My role has changed just about every year since I began working here in 2013. This has been a very dynamic time in healthcare, and change has created a tremendous amount of challenges and opportunities. Each year, I have added to my portfolio dynamic projects and programs, recruited great leaders and broadened my network. My approach to being interim president will be the same as for all my previous roles: I educate myself as fast as I can on any new programs, projects or opportunities, and I ensure that we have the right leaders and resources in place to execute.

My initial goals include completing the refresh of our clinical strategic plan while focusing on staffing, capacity and achieving financial stability during these challenging times. I will be partnering with the Office of Healthcare Equity on their Blueprint, especially in the area of recruitment and retention of a diverse workforce. I also want to introduce myself and listen to as many people and programs as I can across our health system.

What was it like to lead UW Medicine’s Emergency Operations Center and response to the pandemic?

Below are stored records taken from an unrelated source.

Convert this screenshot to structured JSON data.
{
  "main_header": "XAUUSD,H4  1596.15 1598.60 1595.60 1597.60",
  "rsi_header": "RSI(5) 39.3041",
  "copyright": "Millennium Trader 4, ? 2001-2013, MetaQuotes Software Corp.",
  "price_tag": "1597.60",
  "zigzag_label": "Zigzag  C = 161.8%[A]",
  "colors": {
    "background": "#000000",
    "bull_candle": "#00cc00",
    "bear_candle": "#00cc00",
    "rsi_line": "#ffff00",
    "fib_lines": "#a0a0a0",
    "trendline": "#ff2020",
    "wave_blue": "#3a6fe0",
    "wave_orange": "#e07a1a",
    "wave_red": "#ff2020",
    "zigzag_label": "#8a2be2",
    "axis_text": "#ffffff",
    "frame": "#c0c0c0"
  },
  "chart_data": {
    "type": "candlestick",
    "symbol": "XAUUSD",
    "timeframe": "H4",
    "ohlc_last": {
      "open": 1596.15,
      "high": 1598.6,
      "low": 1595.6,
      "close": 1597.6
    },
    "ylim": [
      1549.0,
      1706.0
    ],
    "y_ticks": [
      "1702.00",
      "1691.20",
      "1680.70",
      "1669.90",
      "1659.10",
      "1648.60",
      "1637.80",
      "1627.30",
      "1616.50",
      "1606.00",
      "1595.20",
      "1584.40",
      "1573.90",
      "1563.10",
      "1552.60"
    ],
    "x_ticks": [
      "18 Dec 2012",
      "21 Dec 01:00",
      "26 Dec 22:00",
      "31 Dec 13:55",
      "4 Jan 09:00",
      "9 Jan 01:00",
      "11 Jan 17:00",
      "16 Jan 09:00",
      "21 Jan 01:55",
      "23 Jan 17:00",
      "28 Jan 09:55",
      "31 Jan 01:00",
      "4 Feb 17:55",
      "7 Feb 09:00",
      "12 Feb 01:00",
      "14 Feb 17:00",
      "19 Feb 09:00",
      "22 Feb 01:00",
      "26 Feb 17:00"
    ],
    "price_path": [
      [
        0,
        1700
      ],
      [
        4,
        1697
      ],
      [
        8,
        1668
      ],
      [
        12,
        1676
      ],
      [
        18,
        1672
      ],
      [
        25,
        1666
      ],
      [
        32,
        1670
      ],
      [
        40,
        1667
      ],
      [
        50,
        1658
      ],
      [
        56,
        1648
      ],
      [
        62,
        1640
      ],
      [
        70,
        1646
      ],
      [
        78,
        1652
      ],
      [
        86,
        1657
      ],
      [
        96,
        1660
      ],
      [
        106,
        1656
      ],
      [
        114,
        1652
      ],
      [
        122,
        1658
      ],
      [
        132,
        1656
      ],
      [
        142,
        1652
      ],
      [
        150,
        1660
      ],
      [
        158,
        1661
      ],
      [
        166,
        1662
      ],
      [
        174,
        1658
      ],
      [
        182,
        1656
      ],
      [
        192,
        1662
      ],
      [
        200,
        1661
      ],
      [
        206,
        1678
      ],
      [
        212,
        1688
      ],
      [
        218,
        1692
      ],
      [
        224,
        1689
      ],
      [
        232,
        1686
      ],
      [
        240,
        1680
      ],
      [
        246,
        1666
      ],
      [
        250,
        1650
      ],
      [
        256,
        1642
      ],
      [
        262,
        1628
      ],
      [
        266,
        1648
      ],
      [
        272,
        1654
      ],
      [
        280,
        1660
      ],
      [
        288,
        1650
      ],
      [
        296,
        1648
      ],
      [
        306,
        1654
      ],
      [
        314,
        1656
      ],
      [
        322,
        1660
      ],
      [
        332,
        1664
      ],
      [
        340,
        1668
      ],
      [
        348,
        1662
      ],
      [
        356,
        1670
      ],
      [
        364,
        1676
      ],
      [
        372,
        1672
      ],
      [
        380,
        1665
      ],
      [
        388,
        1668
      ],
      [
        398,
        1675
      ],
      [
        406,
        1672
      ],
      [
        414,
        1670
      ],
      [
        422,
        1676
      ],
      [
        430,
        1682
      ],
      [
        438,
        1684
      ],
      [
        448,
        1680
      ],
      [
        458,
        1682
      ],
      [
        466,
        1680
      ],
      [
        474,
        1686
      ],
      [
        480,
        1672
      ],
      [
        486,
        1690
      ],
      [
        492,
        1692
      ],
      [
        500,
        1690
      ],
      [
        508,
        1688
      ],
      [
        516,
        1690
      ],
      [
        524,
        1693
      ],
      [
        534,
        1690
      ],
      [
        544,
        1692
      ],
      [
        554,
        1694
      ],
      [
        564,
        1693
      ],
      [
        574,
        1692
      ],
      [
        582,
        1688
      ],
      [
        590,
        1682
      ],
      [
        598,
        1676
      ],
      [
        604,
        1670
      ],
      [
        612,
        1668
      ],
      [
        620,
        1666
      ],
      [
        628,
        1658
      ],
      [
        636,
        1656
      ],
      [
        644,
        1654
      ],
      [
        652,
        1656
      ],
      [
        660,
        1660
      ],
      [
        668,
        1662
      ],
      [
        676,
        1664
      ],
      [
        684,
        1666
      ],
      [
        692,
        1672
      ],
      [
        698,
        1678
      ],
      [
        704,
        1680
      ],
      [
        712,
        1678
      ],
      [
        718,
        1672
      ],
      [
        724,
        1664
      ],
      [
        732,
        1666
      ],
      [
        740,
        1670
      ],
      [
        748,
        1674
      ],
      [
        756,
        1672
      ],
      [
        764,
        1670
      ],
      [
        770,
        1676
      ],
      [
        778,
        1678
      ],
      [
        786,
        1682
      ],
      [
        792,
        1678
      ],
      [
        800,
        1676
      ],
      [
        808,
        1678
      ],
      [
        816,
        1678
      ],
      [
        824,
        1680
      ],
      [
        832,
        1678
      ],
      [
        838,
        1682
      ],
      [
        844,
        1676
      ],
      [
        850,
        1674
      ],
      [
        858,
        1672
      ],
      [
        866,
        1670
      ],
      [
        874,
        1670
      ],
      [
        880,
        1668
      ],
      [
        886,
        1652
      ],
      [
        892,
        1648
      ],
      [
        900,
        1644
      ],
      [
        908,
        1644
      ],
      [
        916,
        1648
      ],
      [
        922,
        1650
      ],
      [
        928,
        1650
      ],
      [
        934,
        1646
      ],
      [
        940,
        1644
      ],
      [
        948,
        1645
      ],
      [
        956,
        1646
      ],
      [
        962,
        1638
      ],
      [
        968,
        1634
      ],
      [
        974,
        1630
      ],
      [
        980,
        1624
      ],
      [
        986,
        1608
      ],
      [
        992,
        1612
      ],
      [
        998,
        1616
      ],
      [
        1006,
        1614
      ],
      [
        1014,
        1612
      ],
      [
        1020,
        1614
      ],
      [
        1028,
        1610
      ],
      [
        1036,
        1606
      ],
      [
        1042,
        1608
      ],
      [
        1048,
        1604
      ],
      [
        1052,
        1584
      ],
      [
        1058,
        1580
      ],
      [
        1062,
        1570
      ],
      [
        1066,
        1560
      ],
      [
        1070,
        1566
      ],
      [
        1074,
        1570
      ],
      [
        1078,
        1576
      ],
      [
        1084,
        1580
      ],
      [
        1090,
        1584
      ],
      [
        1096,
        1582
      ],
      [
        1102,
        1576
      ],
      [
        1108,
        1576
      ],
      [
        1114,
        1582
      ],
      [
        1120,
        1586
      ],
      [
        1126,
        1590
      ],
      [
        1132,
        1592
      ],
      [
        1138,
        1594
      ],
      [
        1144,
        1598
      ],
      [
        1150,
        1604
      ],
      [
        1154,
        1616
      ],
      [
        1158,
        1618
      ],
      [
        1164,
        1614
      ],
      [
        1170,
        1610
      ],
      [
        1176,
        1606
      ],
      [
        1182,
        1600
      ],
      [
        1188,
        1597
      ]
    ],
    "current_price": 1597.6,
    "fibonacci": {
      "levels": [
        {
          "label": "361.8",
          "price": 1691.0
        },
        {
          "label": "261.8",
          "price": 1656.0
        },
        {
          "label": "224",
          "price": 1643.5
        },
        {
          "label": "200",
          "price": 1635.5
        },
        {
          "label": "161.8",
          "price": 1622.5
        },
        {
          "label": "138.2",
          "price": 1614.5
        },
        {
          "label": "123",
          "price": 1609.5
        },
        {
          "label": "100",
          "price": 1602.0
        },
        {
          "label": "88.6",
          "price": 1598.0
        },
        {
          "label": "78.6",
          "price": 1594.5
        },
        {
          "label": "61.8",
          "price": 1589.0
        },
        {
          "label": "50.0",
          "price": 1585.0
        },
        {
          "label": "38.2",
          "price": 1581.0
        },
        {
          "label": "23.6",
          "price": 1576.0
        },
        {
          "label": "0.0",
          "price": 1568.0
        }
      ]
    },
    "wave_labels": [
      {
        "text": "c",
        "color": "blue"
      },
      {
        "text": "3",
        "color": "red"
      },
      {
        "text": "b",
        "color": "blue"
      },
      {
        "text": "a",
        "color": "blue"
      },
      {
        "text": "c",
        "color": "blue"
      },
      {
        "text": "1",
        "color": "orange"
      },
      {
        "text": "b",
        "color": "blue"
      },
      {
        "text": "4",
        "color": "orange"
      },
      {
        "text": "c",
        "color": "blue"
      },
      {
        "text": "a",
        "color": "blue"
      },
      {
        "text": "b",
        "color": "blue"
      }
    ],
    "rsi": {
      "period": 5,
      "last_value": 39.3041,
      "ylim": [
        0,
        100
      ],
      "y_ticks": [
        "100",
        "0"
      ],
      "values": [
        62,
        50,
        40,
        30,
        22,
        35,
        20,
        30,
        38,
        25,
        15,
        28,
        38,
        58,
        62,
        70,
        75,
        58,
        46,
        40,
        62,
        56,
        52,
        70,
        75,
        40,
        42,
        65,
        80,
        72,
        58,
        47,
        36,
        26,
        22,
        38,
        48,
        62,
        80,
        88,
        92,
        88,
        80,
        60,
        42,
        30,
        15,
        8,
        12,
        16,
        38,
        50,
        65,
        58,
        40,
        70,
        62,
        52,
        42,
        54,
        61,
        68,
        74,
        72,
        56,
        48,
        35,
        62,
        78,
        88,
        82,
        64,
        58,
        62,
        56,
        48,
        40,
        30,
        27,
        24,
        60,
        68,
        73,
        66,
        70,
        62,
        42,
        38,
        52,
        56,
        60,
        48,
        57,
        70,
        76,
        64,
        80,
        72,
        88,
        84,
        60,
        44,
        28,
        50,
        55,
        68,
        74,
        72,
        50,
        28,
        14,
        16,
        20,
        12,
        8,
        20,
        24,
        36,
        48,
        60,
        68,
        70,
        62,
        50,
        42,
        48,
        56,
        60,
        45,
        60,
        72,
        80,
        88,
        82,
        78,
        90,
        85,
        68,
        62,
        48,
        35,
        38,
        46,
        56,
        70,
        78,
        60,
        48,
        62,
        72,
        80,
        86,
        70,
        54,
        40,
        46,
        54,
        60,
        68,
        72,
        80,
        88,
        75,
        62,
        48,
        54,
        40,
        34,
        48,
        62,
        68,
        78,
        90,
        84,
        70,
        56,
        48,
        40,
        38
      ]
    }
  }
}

I am so proud of how our providers, staff and emergency operations teams worked together to care for our patients, community and each other. We learned so much about ourselves and our organization as we navigated personal and professional challenges day in and day out. As we continue to manage the impacts of COVID-19, I take a lot of inspiration from these last couple of years. It gives me great confidence that we can get through just about anything when we band together as a UW Medicine community.

What do you like to do when you’re not working?

When I am not working, family comes first. I have coached my son’s soccer team for the last seven years, and I enjoy being on the sidelines of my daughter’s soccer and basketball games.

While my family grew up in California, I am fortunate that my mom and my sisters now live in Seattle, and we get together regularly with all of the kids and the dogs. This year, we have tried to see as many Reign games and Storm games as we can. Seattle has such amazing female sports teams, and I like to support them whenever I can.

I exercise just about every day with walking, online barre class or weight training. Exercise helps me manage my stress, and it gives me time to connect with colleagues and friends. If I really want to recharge, I travel with my family. I am so grateful we get to be back traveling again after such a long pause due to COVID-19.

What are you reading/watching right now?

I tend to read a fiction and a nonfiction book at the same time to mix things up. For fiction, I am reading “Beasts of a Little Land” by Juhea Kim, and my nonfiction book is “The End of Bias: A Beginning” by Jessica Nordell. This book was recommended at a recent training I attended. I have been thinking about rereading “My Life in Full” by Indra Nooyi as I take on this new role. If folks have book recommendations, I am all ears!

I like to watch shows with my kids. With my 11-year-old daughter, we watch Korean dramas. “Crash Landing on You” is our favorite so far. My 13-year-old son likes to watch documentaries, including expeditions by Jimmy Chin. We also just watched the Top Gun sequel together.

Lastly, I try to watch my nephew play college football on TV since he is out in Indiana and no competition to the Huskies!